--- WHAT IS NEEDED ---
Each line of the material is to be written out exactly.
○ ○ ○ ○
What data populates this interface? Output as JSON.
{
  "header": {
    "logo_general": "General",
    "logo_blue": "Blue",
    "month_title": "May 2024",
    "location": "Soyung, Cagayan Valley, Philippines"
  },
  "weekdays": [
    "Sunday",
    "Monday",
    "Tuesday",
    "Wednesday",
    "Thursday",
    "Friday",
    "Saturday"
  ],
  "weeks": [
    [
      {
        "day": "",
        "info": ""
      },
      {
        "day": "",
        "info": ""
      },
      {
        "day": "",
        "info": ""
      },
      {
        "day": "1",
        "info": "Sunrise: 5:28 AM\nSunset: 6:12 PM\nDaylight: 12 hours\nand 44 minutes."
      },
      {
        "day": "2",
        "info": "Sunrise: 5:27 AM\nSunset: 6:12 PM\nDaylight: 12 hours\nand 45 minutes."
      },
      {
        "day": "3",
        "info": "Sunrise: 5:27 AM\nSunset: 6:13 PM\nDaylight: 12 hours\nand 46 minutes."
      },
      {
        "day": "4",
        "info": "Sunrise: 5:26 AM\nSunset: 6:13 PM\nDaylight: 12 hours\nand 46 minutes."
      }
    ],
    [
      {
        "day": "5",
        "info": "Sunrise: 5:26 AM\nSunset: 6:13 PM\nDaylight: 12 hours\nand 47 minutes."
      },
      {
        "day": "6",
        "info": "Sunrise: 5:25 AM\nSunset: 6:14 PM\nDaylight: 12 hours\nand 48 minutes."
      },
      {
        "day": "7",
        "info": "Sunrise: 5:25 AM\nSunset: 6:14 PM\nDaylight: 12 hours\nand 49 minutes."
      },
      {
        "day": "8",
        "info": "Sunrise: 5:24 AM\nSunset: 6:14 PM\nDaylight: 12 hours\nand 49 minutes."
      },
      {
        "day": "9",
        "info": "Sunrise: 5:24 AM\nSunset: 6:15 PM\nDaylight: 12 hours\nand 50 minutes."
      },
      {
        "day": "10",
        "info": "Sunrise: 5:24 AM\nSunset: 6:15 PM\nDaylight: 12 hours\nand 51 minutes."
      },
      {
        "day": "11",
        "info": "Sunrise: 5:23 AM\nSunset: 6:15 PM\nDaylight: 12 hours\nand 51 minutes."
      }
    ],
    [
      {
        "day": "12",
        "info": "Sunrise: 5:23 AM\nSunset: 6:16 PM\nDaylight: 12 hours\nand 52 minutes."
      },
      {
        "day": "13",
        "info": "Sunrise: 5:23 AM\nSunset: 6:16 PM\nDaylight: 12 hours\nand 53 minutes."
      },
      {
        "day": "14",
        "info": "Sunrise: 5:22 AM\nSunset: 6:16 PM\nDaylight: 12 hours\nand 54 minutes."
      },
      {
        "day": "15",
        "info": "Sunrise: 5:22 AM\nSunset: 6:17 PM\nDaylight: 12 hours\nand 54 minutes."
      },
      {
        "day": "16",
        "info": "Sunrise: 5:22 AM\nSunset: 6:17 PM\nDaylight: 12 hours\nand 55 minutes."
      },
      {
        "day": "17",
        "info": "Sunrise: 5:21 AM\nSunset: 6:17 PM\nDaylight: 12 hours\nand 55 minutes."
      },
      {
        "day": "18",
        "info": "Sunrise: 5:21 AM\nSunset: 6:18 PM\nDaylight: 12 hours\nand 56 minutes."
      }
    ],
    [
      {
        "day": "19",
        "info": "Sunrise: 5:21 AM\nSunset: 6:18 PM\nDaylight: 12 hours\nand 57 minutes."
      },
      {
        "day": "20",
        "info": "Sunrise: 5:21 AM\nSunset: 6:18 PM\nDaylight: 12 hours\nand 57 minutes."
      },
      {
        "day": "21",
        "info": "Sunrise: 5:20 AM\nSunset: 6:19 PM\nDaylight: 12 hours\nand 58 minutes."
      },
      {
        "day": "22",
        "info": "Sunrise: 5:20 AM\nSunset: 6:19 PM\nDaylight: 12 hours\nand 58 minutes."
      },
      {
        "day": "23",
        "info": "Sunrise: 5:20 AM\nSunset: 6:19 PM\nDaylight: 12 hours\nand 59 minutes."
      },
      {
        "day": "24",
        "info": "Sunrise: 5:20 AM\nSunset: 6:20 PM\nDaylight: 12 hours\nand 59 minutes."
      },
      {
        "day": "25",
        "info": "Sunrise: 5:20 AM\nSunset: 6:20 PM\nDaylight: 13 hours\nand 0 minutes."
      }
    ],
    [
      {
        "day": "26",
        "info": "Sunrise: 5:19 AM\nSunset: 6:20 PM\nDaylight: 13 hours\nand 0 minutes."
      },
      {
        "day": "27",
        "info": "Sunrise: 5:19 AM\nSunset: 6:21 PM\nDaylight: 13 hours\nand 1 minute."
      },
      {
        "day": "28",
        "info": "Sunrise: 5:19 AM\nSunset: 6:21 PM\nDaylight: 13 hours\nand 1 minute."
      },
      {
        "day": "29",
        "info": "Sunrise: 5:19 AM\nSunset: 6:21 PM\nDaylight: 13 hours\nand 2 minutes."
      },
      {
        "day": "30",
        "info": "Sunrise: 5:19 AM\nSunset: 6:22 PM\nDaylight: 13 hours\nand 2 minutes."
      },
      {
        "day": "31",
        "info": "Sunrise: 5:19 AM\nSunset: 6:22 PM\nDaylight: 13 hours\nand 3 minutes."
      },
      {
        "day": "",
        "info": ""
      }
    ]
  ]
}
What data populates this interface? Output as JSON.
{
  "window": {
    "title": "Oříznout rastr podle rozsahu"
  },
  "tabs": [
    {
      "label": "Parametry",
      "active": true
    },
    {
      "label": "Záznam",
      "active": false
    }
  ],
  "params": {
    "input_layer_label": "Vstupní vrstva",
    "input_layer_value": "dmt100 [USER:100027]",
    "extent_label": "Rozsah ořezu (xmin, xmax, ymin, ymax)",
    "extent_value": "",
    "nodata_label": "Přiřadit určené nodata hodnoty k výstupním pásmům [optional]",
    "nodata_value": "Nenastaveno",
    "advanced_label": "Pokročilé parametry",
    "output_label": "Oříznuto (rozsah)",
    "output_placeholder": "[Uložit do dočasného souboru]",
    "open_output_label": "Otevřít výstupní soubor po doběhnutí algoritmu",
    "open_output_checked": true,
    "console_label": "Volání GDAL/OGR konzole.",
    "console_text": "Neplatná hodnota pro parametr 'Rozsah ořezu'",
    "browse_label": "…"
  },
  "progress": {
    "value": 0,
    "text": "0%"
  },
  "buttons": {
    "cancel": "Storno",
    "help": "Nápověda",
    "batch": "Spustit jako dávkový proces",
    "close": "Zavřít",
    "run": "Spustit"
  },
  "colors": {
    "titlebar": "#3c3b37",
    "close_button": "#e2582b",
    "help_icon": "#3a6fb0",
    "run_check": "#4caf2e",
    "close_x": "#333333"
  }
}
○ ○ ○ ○
--- PROBLEM SOLUTION ---
What data populates this interface? Output as JSON.
{
  "header": {
    "logo_general": "General",
    "logo_blue": "Blue",
    "month_title": "May 2024",
    "location": "Soyung, Cagayan Valley, Philippines"
  },
  "weekdays": [
    "Sunday",
    "Monday",
    "Tuesday",
    "Wednesday",
    "Thursday",
    "Friday",
    "Saturday"
  ],
  "weeks": [
    [
      {
        "day": "",
        "info": ""
      },
      {
        "day": "",
        "info": ""
      },
      {
        "day": "",
        "info": ""
      },
      {
        "day": "1",
        "info": "Sunrise: 5:28 AM\nSunset: 6:12 PM\nDaylight: 12 hours\nand 44 minutes."
      },
      {
        "day": "2",
        "info": "Sunrise: 5:27 AM\nSunset: 6:12 PM\nDaylight: 12 hours\nand 45 minutes."
      },
      {
        "day": "3",
        "info": "Sunrise: 5:27 AM\nSunset: 6:13 PM\nDaylight: 12 hours\nand 46 minutes."
      },
      {
        "day": "4",
        "info": "Sunrise: 5:26 AM\nSunset: 6:13 PM\nDaylight: 12 hours\nand 46 minutes."
      }
    ],
    [
      {
        "day": "5",
        "info": "Sunrise: 5:26 AM\nSunset: 6:13 PM\nDaylight: 12 hours\nand 47 minutes."
      },
      {
        "day": "6",
        "info": "Sunrise: 5:25 AM\nSunset: 6:14 PM\nDaylight: 12 hours\nand 48 minutes."
      },
      {
        "day": "7",
        "info": "Sunrise: 5:25 AM\nSunset: 6:14 PM\nDaylight: 12 hours\nand 49 minutes."
      },
      {
        "day": "8",
        "info": "Sunrise: 5:24 AM\nSunset: 6:14 PM\nDaylight: 12 hours\nand 49 minutes."
      },
      {
        "day": "9",
        "info": "Sunrise: 5:24 AM\nSunset: 6:15 PM\nDaylight: 12 hours\nand 50 minutes."
      },
      {
        "day": "10",
        "info": "Sunrise: 5:24 AM\nSunset: 6:15 PM\nDaylight: 12 hours\nand 51 minutes."
      },
      {
        "day": "11",
        "info": "Sunrise: 5:23 AM\nSunset: 6:15 PM\nDaylight: 12 hours\nand 51 minutes."
      }
    ],
    [
      {
        "day": "12",
        "info": "Sunrise: 5:23 AM\nSunset: 6:16 PM\nDaylight: 12 hours\nand 52 minutes."
      },
      {
        "day": "13",
        "info": "Sunrise: 5:23 AM\nSunset: 6:16 PM\nDaylight: 12 hours\nand 53 minutes."
      },
      {
        "day": "14",
        "info": "Sunrise: 5:22 AM\nSunset: 6:16 PM\nDaylight: 12 hours\nand 54 minutes."
      },
      {
        "day": "15",
        "info": "Sunrise: 5:22 AM\nSunset: 6:17 PM\nDaylight: 12 hours\nand 54 minutes."
      },
      {
        "day": "16",
        "info": "Sunrise: 5:22 AM\nSunset: 6:17 PM\nDaylight: 12 hours\nand 55 minutes."
      },
      {
        "day": "17",
        "info": "Sunrise: 5:21 AM\nSunset: 6:17 PM\nDaylight: 12 hours\nand 55 minutes."
      },
      {
        "day": "18",
        "info": "Sunrise: 5:21 AM\nSunset: 6:18 PM\nDaylight: 12 hours\nand 56 minutes."
      }
    ],
    [
      {
        "day": "19",
        "info": "Sunrise: 5:21 AM\nSunset: 6:18 PM\nDaylight: 12 hours\nand 57 minutes."
      },
      {
        "day": "20",
        "info": "Sunrise: 5:21 AM\nSunset: 6:18 PM\nDaylight: 12 hours\nand 57 minutes."
      },
      {
        "day": "21",
        "info": "Sunrise: 5:20 AM\nSunset: 6:19 PM\nDaylight: 12 hours\nand 58 minutes."
      },
      {
        "day": "22",
        "info": "Sunrise: 5:20 AM\nSunset: 6:19 PM\nDaylight: 12 hours\nand 58 minutes."
      },
      {
        "day": "23",
        "info": "Sunrise: 5:20 AM\nSunset: 6:19 PM\nDaylight: 12 hours\nand 59 minutes."
      },
      {
        "day": "24",
        "info": "Sunrise: 5:20 AM\nSunset: 6:20 PM\nDaylight: 12 hours\nand 59 minutes."
      },
      {
        "day": "25",
        "info": "Sunrise: 5:20 AM\nSunset: 6:20 PM\nDaylight: 13 hours\nand 0 minutes."
      }
    ],
    [
      {
        "day": "26",
        "info": "Sunrise: 5:19 AM\nSunset: 6:20 PM\nDaylight: 13 hours\nand 0 minutes."
      },
      {
        "day": "27",
        "info": "Sunrise: 5:19 AM\nSunset: 6:21 PM\nDaylight: 13 hours\nand 1 minute."
      },
      {
        "day": "28",
        "info": "Sunrise: 5:19 AM\nSunset: 6:21 PM\nDaylight: 13 hours\nand 1 minute."
      },
      {
        "day": "29",
        "info": "Sunrise: 5:19 AM\nSunset: 6:21 PM\nDaylight: 13 hours\nand 2 minutes."
      },
      {
        "day": "30",
        "info": "Sunrise: 5:19 AM\nSunset: 6:22 PM\nDaylight: 13 hours\nand 2 minutes."
      },
      {
        "day": "31",
        "info": "Sunrise: 5:19 AM\nSunset: 6:22 PM\nDaylight: 13 hours\nand 3 minutes."
      },
      {
        "day": "",
        "info": ""
      }
    ]
  ]
}
What data populates this interface? Output as JSON.
{
  "window": {
    "title": "Oříznout rastr podle rozsahu"
  },
  "tabs": [
    {
      "label": "Parametry",
      "active": true
    },
    {
      "label": "Záznam",
      "active": false
    }
  ],
  "params": {
    "input_layer_label": "Vstupní vrstva",
    "input_layer_value": "dmt100 [USER:100027]",
    "extent_label": "Rozsah ořezu (xmin, xmax, ymin, ymax)",
    "extent_value": "",
    "nodata_label": "Přiřadit určené nodata hodnoty k výstupním pásmům [optional]",
    "nodata_value": "Nenastaveno",
    "advanced_label": "Pokročilé parametry",
    "output_label": "Oříznuto (rozsah)",
    "output_placeholder": "[Uložit do dočasného souboru]",
    "open_output_label": "Otevřít výstupní soubor po doběhnutí algoritmu",
    "open_output_checked": true,
    "console_label": "Volání GDAL/OGR konzole.",
    "console_text": "Neplatná hodnota pro parametr 'Rozsah ořezu'",
    "browse_label": "…"
  },
  "progress": {
    "value": 0,
    "text": "0%"
  },
  "buttons": {
    "cancel": "Storno",
    "help": "Nápověda",
    "batch": "Spustit jako dávkový proces",
    "close": "Zavřít",
    "run": "Spustit"
  },
  "colors": {
    "titlebar": "#3c3b37",
    "close_button": "#e2582b",
    "help_icon": "#3a6fb0",
    "run_check": "#4caf2e",
    "close_x": "#333333"
  }
}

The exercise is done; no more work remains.